Element data from apps and pages:
··········
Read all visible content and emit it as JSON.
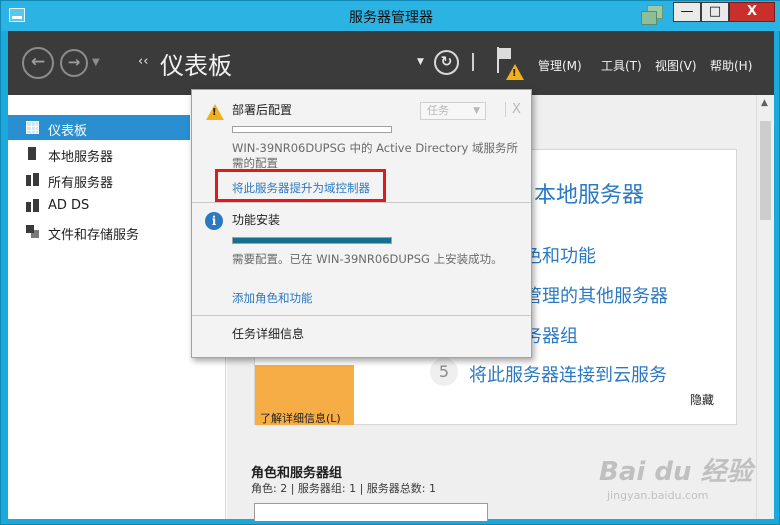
{
  "window": {
    "title": "服务器管理器",
    "min_label": "—",
    "max_label": "□",
    "close_label": "X"
  },
  "header": {
    "back_glyph": "←",
    "forward_glyph": "→",
    "breadcrumb_arrows": "‹‹",
    "page_title": "仪表板",
    "refresh_glyph": "↻",
    "menus": [
      "管理(M)",
      "工具(T)",
      "视图(V)",
      "帮助(H)"
    ]
  },
  "sidebar": {
    "items": [
      {
        "label": "仪表板",
        "icon": "dashboard-icon",
        "selected": true
      },
      {
        "label": "本地服务器",
        "icon": "server-icon",
        "selected": false
      },
      {
        "label": "所有服务器",
        "icon": "servers-icon",
        "selected": false
      },
      {
        "label": "AD DS",
        "icon": "ad-ds-icon",
        "selected": false
      },
      {
        "label": "文件和存储服务",
        "icon": "file-storage-icon",
        "selected": false
      }
    ]
  },
  "welcome": {
    "title_partial": "本地服务器",
    "link_roles_partial": "色和功能",
    "link_manage_partial": "管理的其他服务器",
    "link_group_partial": "务器组",
    "step_number": "5",
    "link_cloud": "将此服务器连接到云服务",
    "learn_more": "了解详细信息(L)",
    "hide": "隐藏"
  },
  "roles": {
    "title": "角色和服务器组",
    "summary": "角色: 2 | 服务器组: 1 | 服务器总数: 1"
  },
  "popup": {
    "section1_title": "部署后配置",
    "task_button": "任务",
    "close_glyph": "X",
    "section1_desc": "WIN-39NR06DUPSG 中的 Active Directory 域服务所需的配置",
    "promote_link": "将此服务器提升为域控制器",
    "section2_title": "功能安装",
    "install_progress": 1.0,
    "section2_desc": "需要配置。已在 WIN-39NR06DUPSG 上安装成功。",
    "add_roles_link": "添加角色和功能",
    "task_details": "任务详细信息"
  },
  "watermark": {
    "main": "Bai du 经验",
    "sub": "jingyan.baidu.com"
  },
  "colors": {
    "frame": "#1ba9dc",
    "header": "#3b3b3b",
    "accent": "#2b79c2",
    "selected": "#2a8fd1",
    "warning": "#f2b01e",
    "highlight": "#e01a1a",
    "progress": "#176f8f"
  }
}
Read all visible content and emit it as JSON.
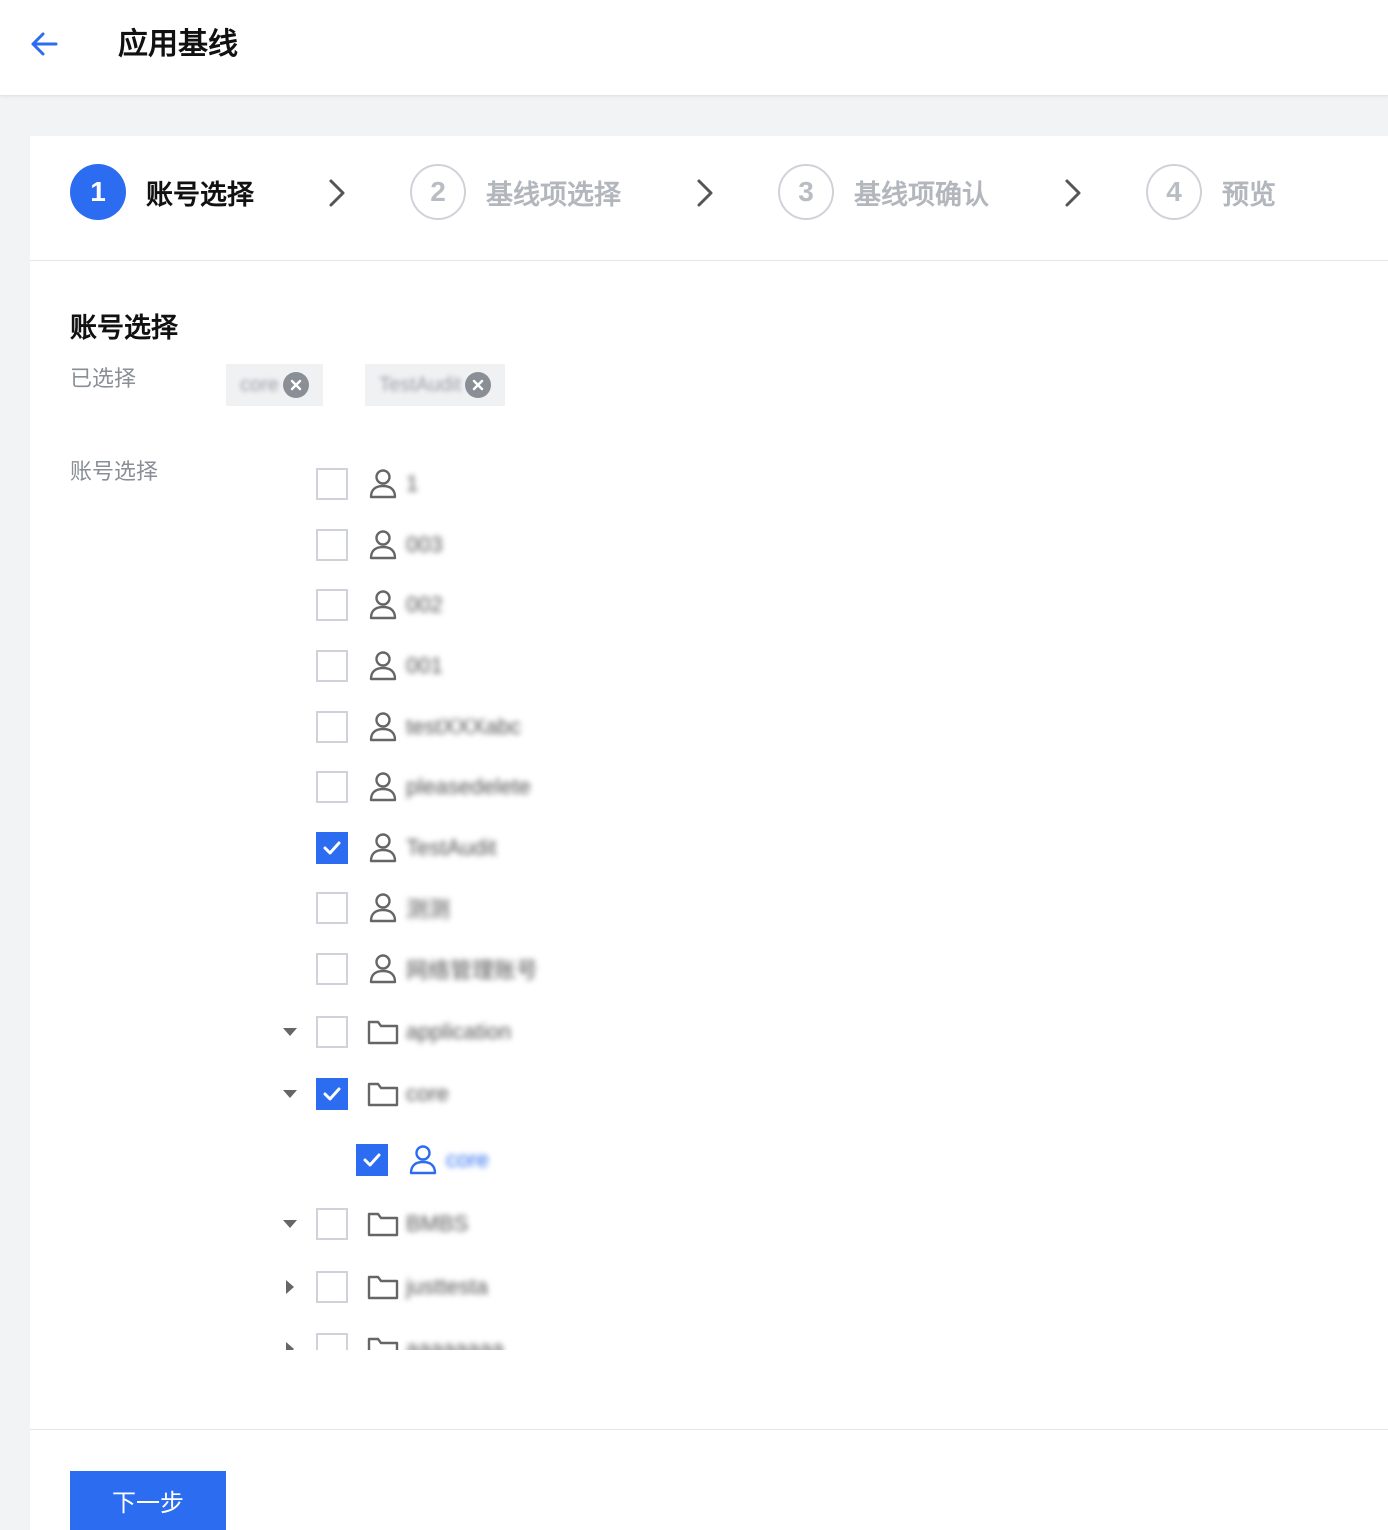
{
  "header": {
    "title": "应用基线"
  },
  "steps": [
    {
      "number": "1",
      "label": "账号选择",
      "state": "active"
    },
    {
      "number": "2",
      "label": "基线项选择",
      "state": "inactive"
    },
    {
      "number": "3",
      "label": "基线项确认",
      "state": "inactive"
    },
    {
      "number": "4",
      "label": "预览",
      "state": "inactive"
    }
  ],
  "section": {
    "title": "账号选择",
    "selected_label": "已选择",
    "tree_label": "账号选择"
  },
  "selected_tags": [
    "core",
    "TestAudit"
  ],
  "tree": [
    {
      "type": "user",
      "label": "1",
      "checked": false
    },
    {
      "type": "user",
      "label": "003",
      "checked": false
    },
    {
      "type": "user",
      "label": "002",
      "checked": false
    },
    {
      "type": "user",
      "label": "001",
      "checked": false
    },
    {
      "type": "user",
      "label": "testXXXabc",
      "checked": false
    },
    {
      "type": "user",
      "label": "pleasedelete",
      "checked": false
    },
    {
      "type": "user",
      "label": "TestAudit",
      "checked": true
    },
    {
      "type": "user",
      "label": "测测",
      "checked": false
    },
    {
      "type": "user",
      "label": "网络管理账号",
      "checked": false
    },
    {
      "type": "folder",
      "label": "application",
      "checked": false,
      "expanded": true
    },
    {
      "type": "folder",
      "label": "core",
      "checked": true,
      "expanded": true
    },
    {
      "type": "user",
      "label": "core",
      "checked": true,
      "child": true,
      "highlight": true
    },
    {
      "type": "folder",
      "label": "BMBS",
      "checked": false,
      "expanded": true
    },
    {
      "type": "folder",
      "label": "justtesta",
      "checked": false,
      "expanded": false
    },
    {
      "type": "folder",
      "label": "aaaaaaaa",
      "checked": false,
      "expanded": false
    }
  ],
  "footer": {
    "next_label": "下一步"
  },
  "colors": {
    "primary": "#2b6cf0",
    "border": "#cfd3d9",
    "muted": "#8a8f96"
  }
}
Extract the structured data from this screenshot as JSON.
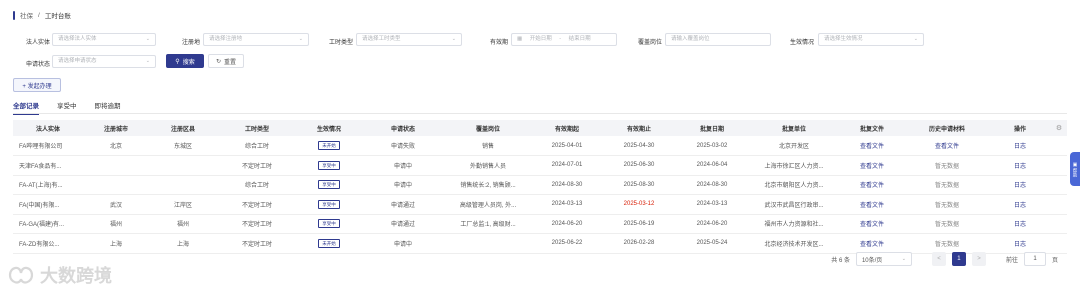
{
  "breadcrumb": {
    "root": "社保",
    "sep": "/",
    "current": "工时台账"
  },
  "filters": {
    "legal_entity": {
      "label": "法人实体",
      "placeholder": "请选择法人实体"
    },
    "registered_place": {
      "label": "注册地",
      "placeholder": "请选择注册地"
    },
    "work_type": {
      "label": "工时类型",
      "placeholder": "请选择工时类型"
    },
    "validity": {
      "label": "有效期",
      "start": "开始日期",
      "sep": "-",
      "end": "结束日期"
    },
    "position": {
      "label": "覆盖岗位",
      "placeholder": "请输入覆盖岗位"
    },
    "effective_status": {
      "label": "生效情况",
      "placeholder": "请选择生效情况"
    },
    "apply_status": {
      "label": "申请状态",
      "placeholder": "请选择申请状态"
    },
    "search_label": "搜索",
    "reset_label": "重置"
  },
  "new_button": "+ 发起办理",
  "tabs": [
    "全部记录",
    "享受中",
    "即将逾期"
  ],
  "table": {
    "headers": [
      "法人实体",
      "注册城市",
      "注册区县",
      "工时类型",
      "生效情况",
      "申请状态",
      "覆盖岗位",
      "有效期起",
      "有效期止",
      "批复日期",
      "批复单位",
      "批复文件",
      "历史申请材料",
      "操作"
    ],
    "rows": [
      [
        "FA哔哩有限公司",
        "北京",
        "东城区",
        "综合工时",
        "未开始",
        "申请失败",
        "销售",
        "2025-04-01",
        "2025-04-30",
        "2025-03-02",
        "北京开发区",
        "查看文件",
        "查看文件",
        "日志"
      ],
      [
        "天津FA食品有...",
        "",
        "",
        "不定时工时",
        "享受中",
        "申请中",
        "外勤销售人员",
        "2024-07-01",
        "2025-06-30",
        "2024-06-04",
        "上海市徐汇区人力资...",
        "查看文件",
        "暂无数据",
        "日志"
      ],
      [
        "FA-AT(上海)有...",
        "",
        "",
        "综合工时",
        "享受中",
        "申请中",
        "销售统长:2, 销售顾...",
        "2024-08-30",
        "2025-08-30",
        "2024-08-30",
        "北京市朝阳区人力资...",
        "查看文件",
        "暂无数据",
        "日志"
      ],
      [
        "FA(中国)有限...",
        "武汉",
        "江岸区",
        "不定时工时",
        "享受中",
        "申请通过",
        "高级管理人员岗, 外...",
        "2024-03-13",
        "2025-03-12",
        "2024-03-13",
        "武汉市武昌区行政审...",
        "查看文件",
        "暂无数据",
        "日志"
      ],
      [
        "FA-GA(福建)有...",
        "福州",
        "福州",
        "不定时工时",
        "享受中",
        "申请通过",
        "工厂总监:1, 高级财...",
        "2024-06-20",
        "2025-06-19",
        "2024-06-20",
        "福州市人力资源和社...",
        "查看文件",
        "暂无数据",
        "日志"
      ],
      [
        "FA-ZD有限公...",
        "上海",
        "上海",
        "不定时工时",
        "未开始",
        "申请中",
        "",
        "2025-06-22",
        "2026-02-28",
        "2025-05-24",
        "北京经济技术开发区...",
        "查看文件",
        "暂无数据",
        "日志"
      ]
    ]
  },
  "pagination": {
    "total": "共 6 条",
    "page_size": "10条/页",
    "prev": "<",
    "current": "1",
    "next": ">",
    "goto_label": "前往",
    "goto_value": "1",
    "page_suffix": "页"
  },
  "float_tab": "帮助",
  "watermark": "大数跨境",
  "colors": {
    "primary": "#2f3a8f",
    "overdue": "#d81e06"
  }
}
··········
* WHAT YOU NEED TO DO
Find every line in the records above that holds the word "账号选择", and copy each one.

* ANSWER FOR THE TASK
      "label": "账号选择",
    "title": "账号选择",
    "tree_label": "账号选择"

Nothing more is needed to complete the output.